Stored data
§ §
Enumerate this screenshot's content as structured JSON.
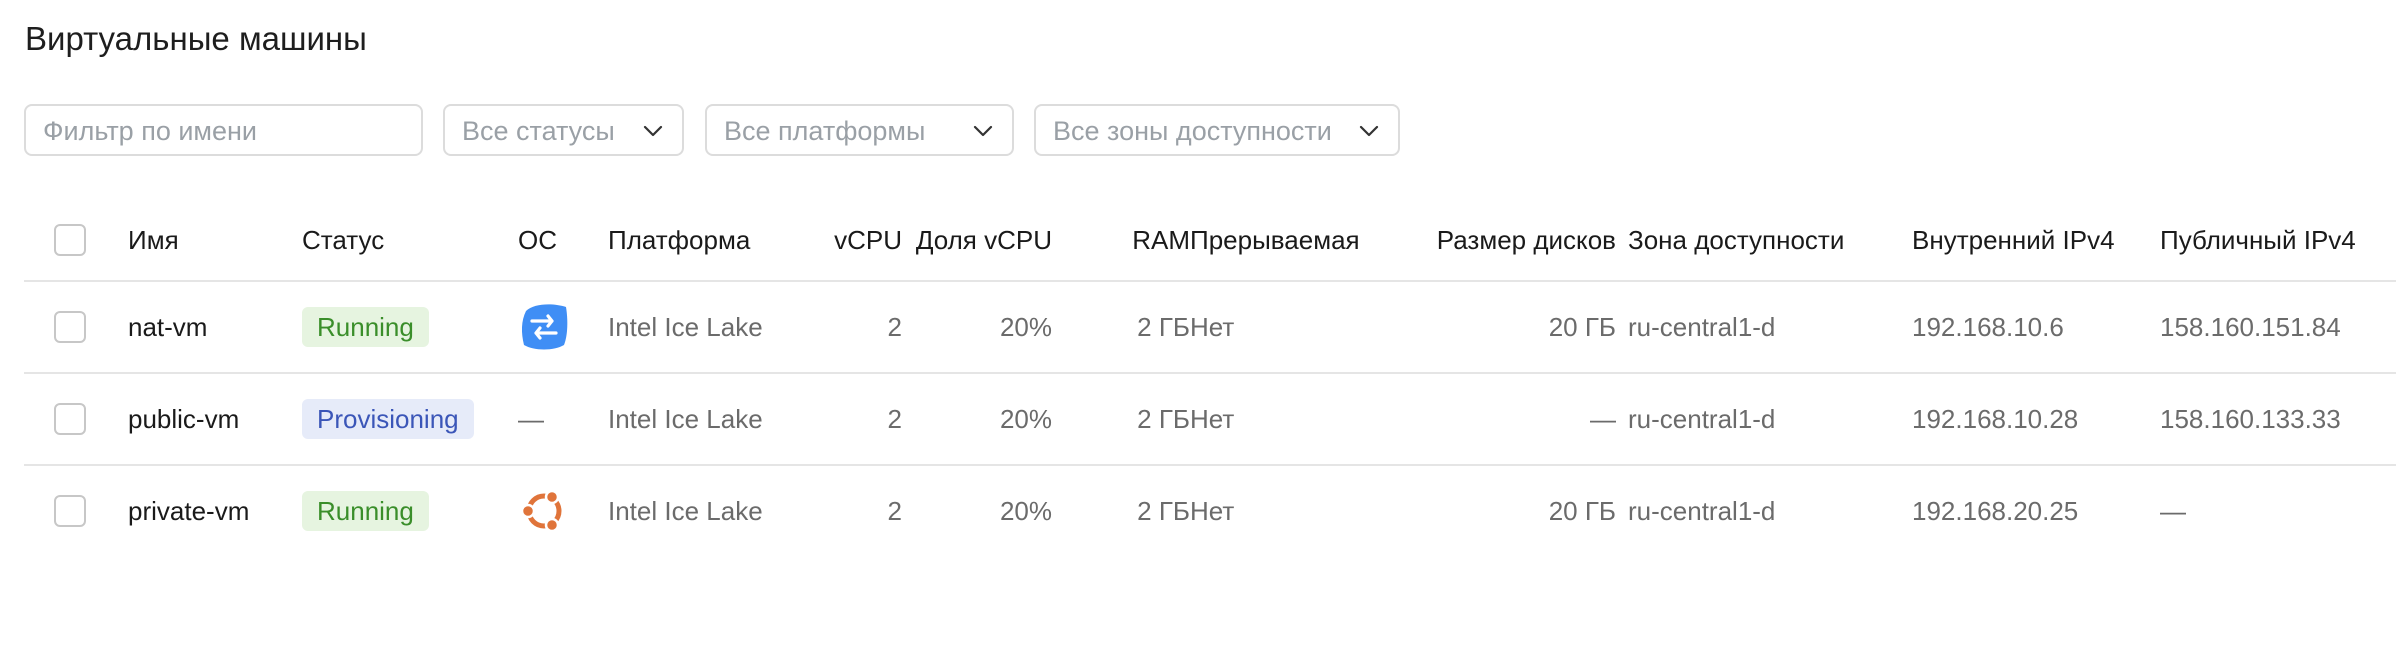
{
  "page": {
    "title": "Виртуальные машины"
  },
  "filters": {
    "name_placeholder": "Фильтр по имени",
    "status": "Все статусы",
    "platform": "Все платформы",
    "zone": "Все зоны доступности"
  },
  "table": {
    "headers": {
      "name": "Имя",
      "status": "Статус",
      "os": "ОС",
      "platform": "Платформа",
      "vcpu": "vCPU",
      "vcpu_share": "Доля vCPU",
      "ram": "RAM",
      "preemptible": "Прерываемая",
      "disk_size": "Размер дисков",
      "zone": "Зона доступности",
      "internal_ipv4": "Внутренний IPv4",
      "public_ipv4": "Публичный IPv4"
    },
    "rows": [
      {
        "name": "nat-vm",
        "status": "Running",
        "status_color": "#3a8e2a",
        "status_bg": "#e6f4e0",
        "os_icon": "nat-instance-arrows-icon",
        "os_text": "",
        "platform": "Intel Ice Lake",
        "vcpu": "2",
        "vcpu_share": "20%",
        "ram": "2 ГБ",
        "preemptible": "Нет",
        "disk_size": "20 ГБ",
        "zone": "ru-central1-d",
        "internal_ipv4": "192.168.10.6",
        "public_ipv4": "158.160.151.84"
      },
      {
        "name": "public-vm",
        "status": "Provisioning",
        "status_color": "#3b56b8",
        "status_bg": "#e6ebf9",
        "os_icon": "",
        "os_text": "—",
        "platform": "Intel Ice Lake",
        "vcpu": "2",
        "vcpu_share": "20%",
        "ram": "2 ГБ",
        "preemptible": "Нет",
        "disk_size": "—",
        "zone": "ru-central1-d",
        "internal_ipv4": "192.168.10.28",
        "public_ipv4": "158.160.133.33"
      },
      {
        "name": "private-vm",
        "status": "Running",
        "status_color": "#3a8e2a",
        "status_bg": "#e6f4e0",
        "os_icon": "ubuntu-icon",
        "os_text": "",
        "platform": "Intel Ice Lake",
        "vcpu": "2",
        "vcpu_share": "20%",
        "ram": "2 ГБ",
        "preemptible": "Нет",
        "disk_size": "20 ГБ",
        "zone": "ru-central1-d",
        "internal_ipv4": "192.168.20.25",
        "public_ipv4": "—"
      }
    ]
  },
  "colors": {
    "running": "#3a8e2a",
    "provisioning": "#3b56b8",
    "nat_icon": "#3f8ef5",
    "ubuntu_icon": "#e0743a"
  }
}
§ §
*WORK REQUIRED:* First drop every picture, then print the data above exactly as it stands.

*ANSWER AREA:*
Enumerate this screenshot's content as structured JSON.
{
  "page": {
    "title": "Виртуальные машины"
  },
  "filters": {
    "name_placeholder": "Фильтр по имени",
    "status": "Все статусы",
    "platform": "Все платформы",
    "zone": "Все зоны доступности"
  },
  "table": {
    "headers": {
      "name": "Имя",
      "status": "Статус",
      "os": "ОС",
      "platform": "Платформа",
      "vcpu": "vCPU",
      "vcpu_share": "Доля vCPU",
      "ram": "RAM",
      "preemptible": "Прерываемая",
      "disk_size": "Размер дисков",
      "zone": "Зона доступности",
      "internal_ipv4": "Внутренний IPv4",
      "public_ipv4": "Публичный IPv4"
    },
    "rows": [
      {
        "name": "nat-vm",
        "status": "Running",
        "status_color": "#3a8e2a",
        "status_bg": "#e6f4e0",
        "os_icon": "nat-instance-arrows-icon",
        "os_text": "",
        "platform": "Intel Ice Lake",
        "vcpu": "2",
        "vcpu_share": "20%",
        "ram": "2 ГБ",
        "preemptible": "Нет",
        "disk_size": "20 ГБ",
        "zone": "ru-central1-d",
        "internal_ipv4": "192.168.10.6",
        "public_ipv4": "158.160.151.84"
      },
      {
        "name": "public-vm",
        "status": "Provisioning",
        "status_color": "#3b56b8",
        "status_bg": "#e6ebf9",
        "os_icon": "",
        "os_text": "—",
        "platform": "Intel Ice Lake",
        "vcpu": "2",
        "vcpu_share": "20%",
        "ram": "2 ГБ",
        "preemptible": "Нет",
        "disk_size": "—",
        "zone": "ru-central1-d",
        "internal_ipv4": "192.168.10.28",
        "public_ipv4": "158.160.133.33"
      },
      {
        "name": "private-vm",
        "status": "Running",
        "status_color": "#3a8e2a",
        "status_bg": "#e6f4e0",
        "os_icon": "ubuntu-icon",
        "os_text": "",
        "platform": "Intel Ice Lake",
        "vcpu": "2",
        "vcpu_share": "20%",
        "ram": "2 ГБ",
        "preemptible": "Нет",
        "disk_size": "20 ГБ",
        "zone": "ru-central1-d",
        "internal_ipv4": "192.168.20.25",
        "public_ipv4": "—"
      }
    ]
  },
  "colors": {
    "running": "#3a8e2a",
    "provisioning": "#3b56b8",
    "nat_icon": "#3f8ef5",
    "ubuntu_icon": "#e0743a"
  }
}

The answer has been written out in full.